Compact fluorescents are not a viable alternative either, for two reasons. Fluorescent bulbs do last longer than incandescent bulbs if you simply measure how many hours they can be left on before breaking, but that's not how most people use them. For businesses that leave the lights on for long stretches of time, they make sense. But if you turn them on and off regularly, they break far, far sooner than incandescent bulbs. They often don't last more than a few months with the kind of use they get in our house. I've seen them last a day or two more than once. They might save energy if you're willing to eat the cost of constantly replacing them, but they're not cost-effective unless you keep them on all day. This is not easy if you have been conscientious enough to develop a muscle-memory habit of turning the lights off when you leave the room, and it's next to impossible if you have children who will turn lights on and off all the time. I have to remind myself constantly not to turn the lights off in my office at work and in the classrooms I teach in, because it will cost the college too much money to keep turning them off and on again and replacing the bulbs regularly. The bulbs in our office are constantly in need of replacement, because people often turn them off when they leave the room, either not knowing of this problem or not thinking about it when they leave. And those are adults. There's really no way to control for what small children or children with autism will do with lights, and we've got both.
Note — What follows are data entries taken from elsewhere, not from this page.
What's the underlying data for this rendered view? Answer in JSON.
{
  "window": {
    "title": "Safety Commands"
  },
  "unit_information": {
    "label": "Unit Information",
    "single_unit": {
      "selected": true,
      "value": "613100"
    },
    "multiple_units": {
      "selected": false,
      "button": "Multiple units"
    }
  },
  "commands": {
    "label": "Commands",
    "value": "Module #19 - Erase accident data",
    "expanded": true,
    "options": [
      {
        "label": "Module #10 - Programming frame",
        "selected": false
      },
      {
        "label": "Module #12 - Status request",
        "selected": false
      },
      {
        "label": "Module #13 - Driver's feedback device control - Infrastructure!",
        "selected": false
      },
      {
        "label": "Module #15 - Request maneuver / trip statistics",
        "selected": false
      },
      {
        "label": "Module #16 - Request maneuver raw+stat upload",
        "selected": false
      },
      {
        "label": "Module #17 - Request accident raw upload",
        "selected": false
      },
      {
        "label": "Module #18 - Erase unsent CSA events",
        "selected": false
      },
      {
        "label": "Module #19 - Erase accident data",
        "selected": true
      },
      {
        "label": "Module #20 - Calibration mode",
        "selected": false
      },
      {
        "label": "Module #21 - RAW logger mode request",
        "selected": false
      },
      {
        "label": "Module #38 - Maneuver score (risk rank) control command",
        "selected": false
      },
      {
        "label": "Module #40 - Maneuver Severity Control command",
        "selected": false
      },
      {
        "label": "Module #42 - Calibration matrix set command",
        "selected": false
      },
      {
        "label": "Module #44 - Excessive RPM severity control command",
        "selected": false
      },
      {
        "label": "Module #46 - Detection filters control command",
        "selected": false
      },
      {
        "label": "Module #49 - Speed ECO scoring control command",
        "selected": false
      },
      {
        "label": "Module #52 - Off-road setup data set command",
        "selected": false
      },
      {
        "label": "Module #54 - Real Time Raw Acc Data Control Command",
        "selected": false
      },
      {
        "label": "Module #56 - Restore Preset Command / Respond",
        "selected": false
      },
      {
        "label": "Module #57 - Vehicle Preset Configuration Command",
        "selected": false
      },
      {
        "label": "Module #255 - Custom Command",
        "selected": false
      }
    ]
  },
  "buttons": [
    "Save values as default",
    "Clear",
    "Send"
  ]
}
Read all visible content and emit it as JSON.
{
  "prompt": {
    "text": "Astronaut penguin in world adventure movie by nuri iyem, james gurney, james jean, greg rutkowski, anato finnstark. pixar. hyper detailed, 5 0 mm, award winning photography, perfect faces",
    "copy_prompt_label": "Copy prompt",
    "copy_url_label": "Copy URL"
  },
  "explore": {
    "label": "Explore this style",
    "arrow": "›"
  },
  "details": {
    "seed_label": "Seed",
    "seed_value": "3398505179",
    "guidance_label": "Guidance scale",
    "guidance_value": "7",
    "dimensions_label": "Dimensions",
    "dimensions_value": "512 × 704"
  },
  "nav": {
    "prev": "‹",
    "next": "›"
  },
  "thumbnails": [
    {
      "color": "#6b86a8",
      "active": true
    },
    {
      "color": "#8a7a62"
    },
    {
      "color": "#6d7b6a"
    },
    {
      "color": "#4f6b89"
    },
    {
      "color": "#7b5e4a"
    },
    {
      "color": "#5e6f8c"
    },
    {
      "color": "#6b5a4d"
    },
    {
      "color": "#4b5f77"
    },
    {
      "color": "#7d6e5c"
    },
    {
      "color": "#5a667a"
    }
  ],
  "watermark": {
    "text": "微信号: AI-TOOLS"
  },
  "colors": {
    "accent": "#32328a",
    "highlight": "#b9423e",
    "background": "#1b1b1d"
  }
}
Even worse is the health hazard given the amount of mercury inside compact fluorescent bulbs. It's not a huge amount of mercury in a given bulb. It's about the size of a period in standard-size type. But even that amount is not a good idea to have around small children, and the EPA's recommended precautions for cleaning them up are simply not possible in our household. When you add in an autistic child who goes out of his way to unscrew them and smash them on the floor, it's simply not viable to have them in any bulbs he can either reach or stand on something to reach, which means none except in lights with closed cases.
Fortunately, the law doesn't ban incandescents altogether, just ones that are below a certain energy efficiency. The market provided a solution in the first phase of the ban. The light bulb industry managed to produce some 100-watt and 75-watt bulbs that met the standards that the first phase imposed, and we've been buying those bulbs (and will have to buy exclusively those bulbs until the industry produces similarly more-efficient 60-watt and 40-watt bulbs). We're not actually going to see incandescent bulbs disappear. We'll just see more expensive ones. This is an expense we'll have to absorb without seeing as much benefit as most households would get from it, since our the bulbs will have a shorter life than in most households. But it seems to me to be the best alternative for us.
Jeremy Pierce is a philosophy professor, Uber/Lyft driver, and father of five.